    etc. l would also like to know how long too par bake and what temperature to use. thank you
  • #2 by Jackitup on 14 Dec 2022
  • If you truly baking NP pies, no, they would not lend well to par baking. Other styles like Chicago thin, cracker style thin style, bar style ect can work out okay......
  • #3 by wotavidone on 14 Dec 2022
  • Premade par baked crusts are a thing in the Pub Pizza genre here in Oz.
    I know it to be so because several pub cooks have shown me the par baked crusts they buy.
    The Fat Aussie Pub Pizzas they make with them are very popular.
    Thinks loads and loads of toppings on a crust that needs structural integrity.
    I don't, however, know how they get from that parbaked crust to the finished product.
    I will ask around, if I can do so without ruining my reputation for scratch made ambrosia.
  • #4 by woodfiredandrew on 14 Dec 2022
  • Agree with Jon , i would not par bake NPs, square for sure.
  • #5 by Andrew t on 14 Dec 2022
  • consider Pinsa. EIther make your self or they have a gret frozen product if you're looking to save time/effort.
  • #6 by Whatsgooddough on 14 Dec 2022
  • You can par bake any crust you like. It just depends on your style and final product. John Arena from metro pizzas always par bakes his sicilians. People par bake their detroit style. Tony Gemignani par bakes cracker. And for those saying you can't parbake NP, I'm sorry but check out my friend's blind bake method.
  • #7 by Andrew t on 16 Dec 2022
  • You can par bake any crust you like.

    True, and terms like Neopolitian Pizza have specific and generally accepted definitions and expectations.

    I'm all for doing it things the way they work best to get the results I want.

    If the end product is notably different that the accepted standard then I should rethink what I call it. Often in commercial culinary settings 'my take on...' is a short cut to making the product feel more approachable while not being appropriate.
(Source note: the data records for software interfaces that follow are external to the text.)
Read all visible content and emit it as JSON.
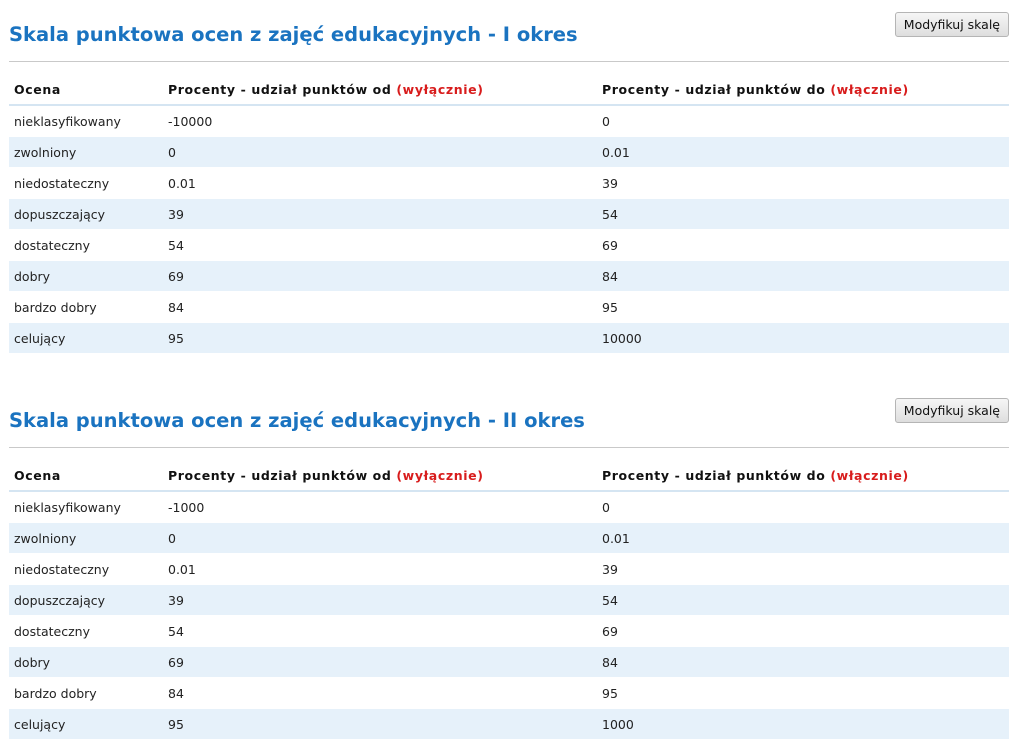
{
  "sections": [
    {
      "title": "Skala punktowa ocen z zajęć edukacyjnych - I okres",
      "button_label": "Modyfikuj skalę",
      "headers": {
        "grade": "Ocena",
        "from": "Procenty - udział punktów od",
        "from_note": "(wyłącznie)",
        "to": "Procenty - udział punktów do",
        "to_note": "(włącznie)"
      },
      "rows": [
        {
          "grade": "nieklasyfikowany",
          "from": "-10000",
          "to": "0"
        },
        {
          "grade": "zwolniony",
          "from": "0",
          "to": "0.01"
        },
        {
          "grade": "niedostateczny",
          "from": "0.01",
          "to": "39"
        },
        {
          "grade": "dopuszczający",
          "from": "39",
          "to": "54"
        },
        {
          "grade": "dostateczny",
          "from": "54",
          "to": "69"
        },
        {
          "grade": "dobry",
          "from": "69",
          "to": "84"
        },
        {
          "grade": "bardzo dobry",
          "from": "84",
          "to": "95"
        },
        {
          "grade": "celujący",
          "from": "95",
          "to": "10000"
        }
      ]
    },
    {
      "title": "Skala punktowa ocen z zajęć edukacyjnych - II okres",
      "button_label": "Modyfikuj skalę",
      "headers": {
        "grade": "Ocena",
        "from": "Procenty - udział punktów od",
        "from_note": "(wyłącznie)",
        "to": "Procenty - udział punktów do",
        "to_note": "(włącznie)"
      },
      "rows": [
        {
          "grade": "nieklasyfikowany",
          "from": "-1000",
          "to": "0"
        },
        {
          "grade": "zwolniony",
          "from": "0",
          "to": "0.01"
        },
        {
          "grade": "niedostateczny",
          "from": "0.01",
          "to": "39"
        },
        {
          "grade": "dopuszczający",
          "from": "39",
          "to": "54"
        },
        {
          "grade": "dostateczny",
          "from": "54",
          "to": "69"
        },
        {
          "grade": "dobry",
          "from": "69",
          "to": "84"
        },
        {
          "grade": "bardzo dobry",
          "from": "84",
          "to": "95"
        },
        {
          "grade": "celujący",
          "from": "95",
          "to": "1000"
        }
      ]
    }
  ],
  "colors": {
    "title": "#1a73c0",
    "note": "#d81c1c",
    "row_alt": "#e6f1fa"
  }
}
I prebake my pan pizza and when asked 'is this Detroit?' I respond 'kind of but a little different'.

    If my rooster laid eggs, it would be my hen.